On paper, NeoGeo Heroes Ultimate Shooting sounds like a great formula. Take SNK Playmore’s massive stable of arcade game characters and plop them into an old-school styled vertical scrolling shooter, then add a bunch of SNK-themed bosses and a story composed almost entirely of silly gags and in-jokes. Sounds like a real winner for SNK’s longtime fan crowd, right? Unfortunately, NeoGeo Heroes isn’t as awesome as the premise might lead you to believe.
True to its name, NeoGeo Heroes lets you play as one of many characters from SNK arcade classics. They range from the well-known (Mai Shiranui and Terry Bogard from King of Fighters, Marco from Metal Slug) to the far more obscure (Akari from The Last Blade, Syd-III from ancient arcade shooter ASO). Each character has a unique standard shot pattern and themed “special moves” with different effects on the playfield, along with the typical limited stock of life-saving “smart bombs” to use in a pinch. You’ll take your character through a player-chosen path along several action-packed shooting and dodging-filled stages, racking up high scores and fighting a classic SNK character as a boss at the end of each. There’s a lot of potential for superplay fiends to rack up some killer high scores, which is a very enjoyable element of the game.
The main issue with NeoGeo Heroes, however, is that the stages themselves are generally dull, filled with utterly nondescript backgrounds and constantly recycled, generic enemy designs. If you were hoping for fun level designs themed around specific SNK titles and characters, you are going to be sorely disappointed - the bosses (and the ridiculous dialogue accompanying them) are the only thing that will get your nostalgia juices flowing. To make things worse, the stage design is inconsistent. Enemy waves and attack patterns fall in the categories of “piss easy” and “suddenly, frustratingly hard,” and often change between the two extremes at a moment’s notice. As a result, you’ll often find yourself struggling to maintain interest in the core stage until you reach the considerably more fun (though still inconsistently difficult) boss fights.

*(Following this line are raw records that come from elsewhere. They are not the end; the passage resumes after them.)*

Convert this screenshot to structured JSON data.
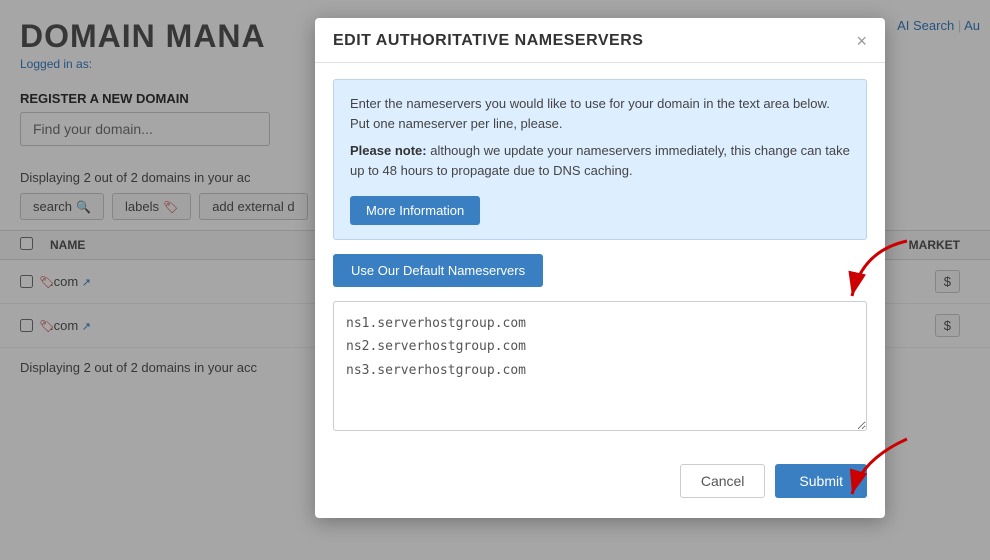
{
  "page": {
    "title": "DOMAIN MANA",
    "logged_in_label": "Logged in as:",
    "register_section": {
      "label": "REGISTER A NEW DOMAIN",
      "input_placeholder": "Find your domain..."
    },
    "displaying_text_top": "Displaying 2 out of 2 domains in your ac",
    "displaying_text_bottom": "Displaying 2 out of 2 domains in your acc",
    "buttons": [
      {
        "label": "search",
        "icon": "search-icon"
      },
      {
        "label": "labels",
        "icon": "label-icon"
      },
      {
        "label": "add external d",
        "icon": null
      }
    ],
    "table": {
      "headers": [
        "NAME",
        "MARKET"
      ],
      "rows": [
        {
          "domain": ".com",
          "external_link": true
        },
        {
          "domain": ".com",
          "external_link": true
        }
      ]
    },
    "nav_links": [
      "AI Search",
      "Au"
    ]
  },
  "modal": {
    "title": "EDIT AUTHORITATIVE NAMESERVERS",
    "close_label": "×",
    "info_box": {
      "line1": "Enter the nameservers you would like to use for your domain in the text area below. Put one nameserver per line, please.",
      "note_label": "Please note:",
      "line2": " although we update your nameservers immediately, this change can take up to 48 hours to propagate due to DNS caching."
    },
    "more_info_button": "More Information",
    "default_ns_button": "Use Our Default Nameservers",
    "nameservers_value": "ns1.serverhostgroup.com\nns2.serverhostgroup.com\nns3.serverhostgroup.com",
    "footer": {
      "cancel_label": "Cancel",
      "submit_label": "Submit"
    }
  }
}
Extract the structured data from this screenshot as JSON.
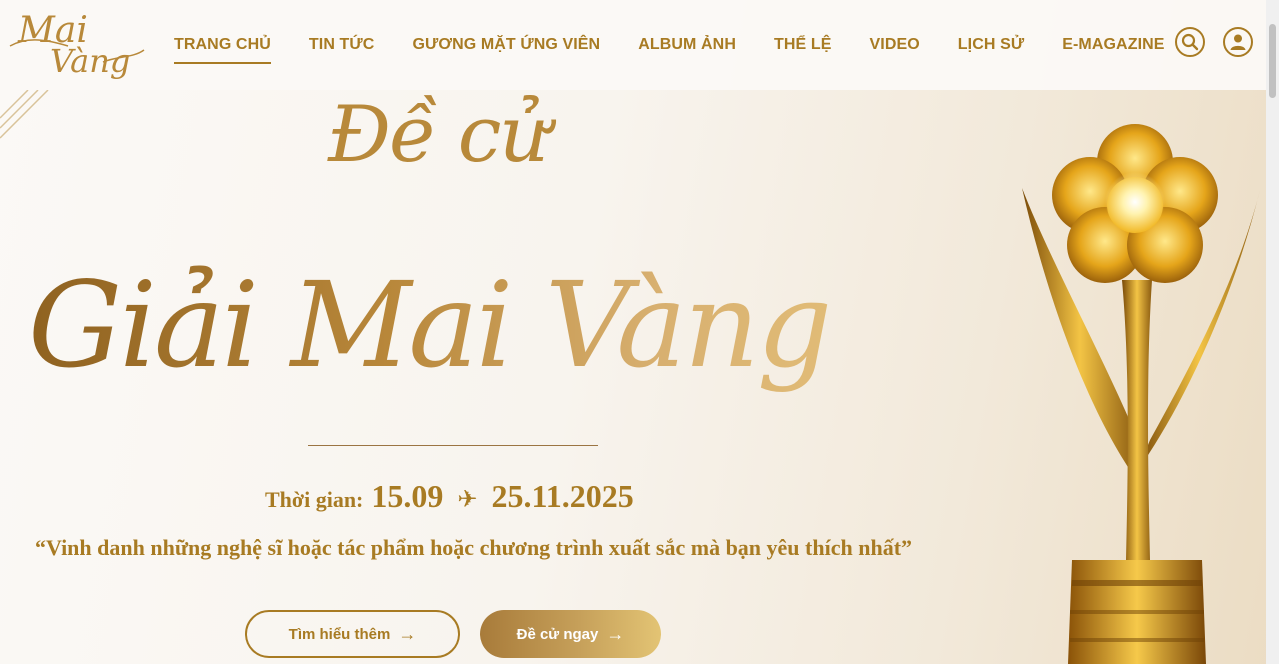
{
  "header": {
    "logo_text": "Mai Vàng",
    "nav": [
      {
        "label": "TRANG CHỦ",
        "active": true
      },
      {
        "label": "TIN TỨC"
      },
      {
        "label": "GƯƠNG MẶT ỨNG VIÊN"
      },
      {
        "label": "ALBUM ẢNH"
      },
      {
        "label": "THỂ LỆ"
      },
      {
        "label": "VIDEO"
      },
      {
        "label": "LỊCH SỬ"
      },
      {
        "label": "E-MAGAZINE"
      }
    ],
    "search_icon": "search-icon",
    "user_icon": "user-icon"
  },
  "hero": {
    "kicker": "Đề cử",
    "headline": "Giải Mai Vàng",
    "time_label": "Thời gian:",
    "time_start": "15.09",
    "time_arrow": "✈",
    "time_end": "25.11.2025",
    "quote": "“Vinh danh những nghệ sĩ hoặc tác phẩm hoặc chương trình xuất sắc mà bạn yêu thích nhất”",
    "btn_learn": "Tìm hiểu thêm",
    "btn_nominate": "Đề cử ngay",
    "arrow": "→"
  },
  "colors": {
    "gold": "#a87b23",
    "gold_light": "#e3c474",
    "bg": "#f8f4ee"
  }
}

Another big issue is the display. The PSP’s extra-lengthy widescreen was clearly not designed with the intent to handle vertically-oriented shooting games, but that didn’t stop the developers of NGH. What’s boggling is that, despite being a PSP exclusive, the game’s default display is formatted like a vertical scrolling arcade game – meaning that only a small portion in the center of the screen is used for the actual game area, and is surrounded by giant “letterbox” borders at all times. Considering the PSP screen’s already small vertical area, this means a whole lot of squinting and potential headaches when you’re trying to keep track of teeny bullets threatening to fry you. You can remedy this problem by changing a setting to play holding the PSP vertically, which actually works out very well once you get used to it – provided you don’t mind looking like a moron when you play in public. Why not just make a shooting game that fits the default PSP display more adequately to begin with?
NGH does offer a lot in terms of extras, too. There’s a special challenge mode, an art gallery, and even an entire extra game - King of Fighters Sky Stage - included in the $20 package. Sky Stage isn’t as cool a bonus as it seems, though - while the stage design is different from NeoGeo Heroes, the pared-down character roster and gameplay make it feel more like a beta for the main game. It also suffers from the same display and control problems as NGH, so if you’re really interested in Sky Stage, you’re best off buying it on XBLA.
NeoGeo Heroes has good things going for it – a great premise, fantastic boss encounters, and a load of extras for a very reasonable price. Frequently dull levels suck out a lot of the charm, however, and the game’s biggest selling point – SNK nostalgia – is completely underutilized. In the end, NeoGeo Heroes feels like a fun idea executed merely adequately instead of spectacularly.
Dec 23, 2010